Component data from apps and pages:
____________

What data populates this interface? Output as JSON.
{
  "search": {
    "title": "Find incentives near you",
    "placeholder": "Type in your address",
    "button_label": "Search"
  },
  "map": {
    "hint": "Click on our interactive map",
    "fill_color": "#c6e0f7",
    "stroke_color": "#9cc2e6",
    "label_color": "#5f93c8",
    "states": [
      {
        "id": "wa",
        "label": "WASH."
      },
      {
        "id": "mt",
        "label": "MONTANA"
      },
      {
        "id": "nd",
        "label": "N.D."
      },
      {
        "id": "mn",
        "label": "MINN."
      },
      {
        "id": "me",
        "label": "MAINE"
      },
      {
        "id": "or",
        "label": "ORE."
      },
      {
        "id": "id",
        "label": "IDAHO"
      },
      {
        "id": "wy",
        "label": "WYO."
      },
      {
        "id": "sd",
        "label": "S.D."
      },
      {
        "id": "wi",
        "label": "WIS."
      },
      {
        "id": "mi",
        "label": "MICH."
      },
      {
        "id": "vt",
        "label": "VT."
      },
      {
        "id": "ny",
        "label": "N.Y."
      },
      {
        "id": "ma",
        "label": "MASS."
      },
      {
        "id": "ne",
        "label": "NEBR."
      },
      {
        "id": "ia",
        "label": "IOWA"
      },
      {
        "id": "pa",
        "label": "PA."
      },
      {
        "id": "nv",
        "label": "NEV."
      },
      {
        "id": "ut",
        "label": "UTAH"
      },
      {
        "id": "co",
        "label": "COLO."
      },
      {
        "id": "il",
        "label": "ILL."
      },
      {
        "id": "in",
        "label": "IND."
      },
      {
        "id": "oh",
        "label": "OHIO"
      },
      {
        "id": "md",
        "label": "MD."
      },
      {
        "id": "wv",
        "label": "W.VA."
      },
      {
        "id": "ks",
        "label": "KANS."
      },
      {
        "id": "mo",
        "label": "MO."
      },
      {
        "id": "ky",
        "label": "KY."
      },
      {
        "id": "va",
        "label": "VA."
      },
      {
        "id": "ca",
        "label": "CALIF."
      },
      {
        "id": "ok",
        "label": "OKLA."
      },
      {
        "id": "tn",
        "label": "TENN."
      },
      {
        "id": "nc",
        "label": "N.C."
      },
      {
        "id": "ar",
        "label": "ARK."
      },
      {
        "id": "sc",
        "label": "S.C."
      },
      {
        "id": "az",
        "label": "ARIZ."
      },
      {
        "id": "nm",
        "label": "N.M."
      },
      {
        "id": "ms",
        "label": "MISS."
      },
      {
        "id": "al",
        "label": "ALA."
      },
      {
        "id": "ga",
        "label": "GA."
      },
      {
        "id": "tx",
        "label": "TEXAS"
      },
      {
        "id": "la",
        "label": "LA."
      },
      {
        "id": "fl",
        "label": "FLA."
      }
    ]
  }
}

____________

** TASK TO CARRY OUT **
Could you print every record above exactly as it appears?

** TASK ANSWER **
What data populates this interface? Output as JSON.
{
  "search": {
    "title": "Find incentives near you",
    "placeholder": "Type in your address",
    "button_label": "Search"
  },
  "map": {
    "hint": "Click on our interactive map",
    "fill_color": "#c6e0f7",
    "stroke_color": "#9cc2e6",
    "label_color": "#5f93c8",
    "states": [
      {
        "id": "wa",
        "label": "WASH."
      },
      {
        "id": "mt",
        "label": "MONTANA"
      },
      {
        "id": "nd",
        "label": "N.D."
      },
      {
        "id": "mn",
        "label": "MINN."
      },
      {
        "id": "me",
        "label": "MAINE"
      },
      {
        "id": "or",
        "label": "ORE."
      },
      {
        "id": "id",
        "label": "IDAHO"
      },
      {
        "id": "wy",
        "label": "WYO."
      },
      {
        "id": "sd",
        "label": "S.D."
      },
      {
        "id": "wi",
        "label": "WIS."
      },
      {
        "id": "mi",
        "label": "MICH."
      },
      {
        "id": "vt",
        "label": "VT."
      },
      {
        "id": "ny",
        "label": "N.Y."
      },
      {
        "id": "ma",
        "label": "MASS."
      },
      {
        "id": "ne",
        "label": "NEBR."
      },
      {
        "id": "ia",
        "label": "IOWA"
      },
      {
        "id": "pa",
        "label": "PA."
      },
      {
        "id": "nv",
        "label": "NEV."
      },
      {
        "id": "ut",
        "label": "UTAH"
      },
      {
        "id": "co",
        "label": "COLO."
      },
      {
        "id": "il",
        "label": "ILL."
      },
      {
        "id": "in",
        "label": "IND."
      },
      {
        "id": "oh",
        "label": "OHIO"
      },
      {
        "id": "md",
        "label": "MD."
      },
      {
        "id": "wv",
        "label": "W.VA."
      },
      {
        "id": "ks",
        "label": "KANS."
      },
      {
        "id": "mo",
        "label": "MO."
      },
      {
        "id": "ky",
        "label": "KY."
      },
      {
        "id": "va",
        "label": "VA."
      },
      {
        "id": "ca",
        "label": "CALIF."
      },
      {
        "id": "ok",
        "label": "OKLA."
      },
      {
        "id": "tn",
        "label": "TENN."
      },
      {
        "id": "nc",
        "label": "N.C."
      },
      {
        "id": "ar",
        "label": "ARK."
      },
      {
        "id": "sc",
        "label": "S.C."
      },
      {
        "id": "az",
        "label": "ARIZ."
      },
      {
        "id": "nm",
        "label": "N.M."
      },
      {
        "id": "ms",
        "label": "MISS."
      },
      {
        "id": "al",
        "label": "ALA."
      },
      {
        "id": "ga",
        "label": "GA."
      },
      {
        "id": "tx",
        "label": "TEXAS"
      },
      {
        "id": "la",
        "label": "LA."
      },
      {
        "id": "fl",
        "label": "FLA."
      }
    ]
  }
}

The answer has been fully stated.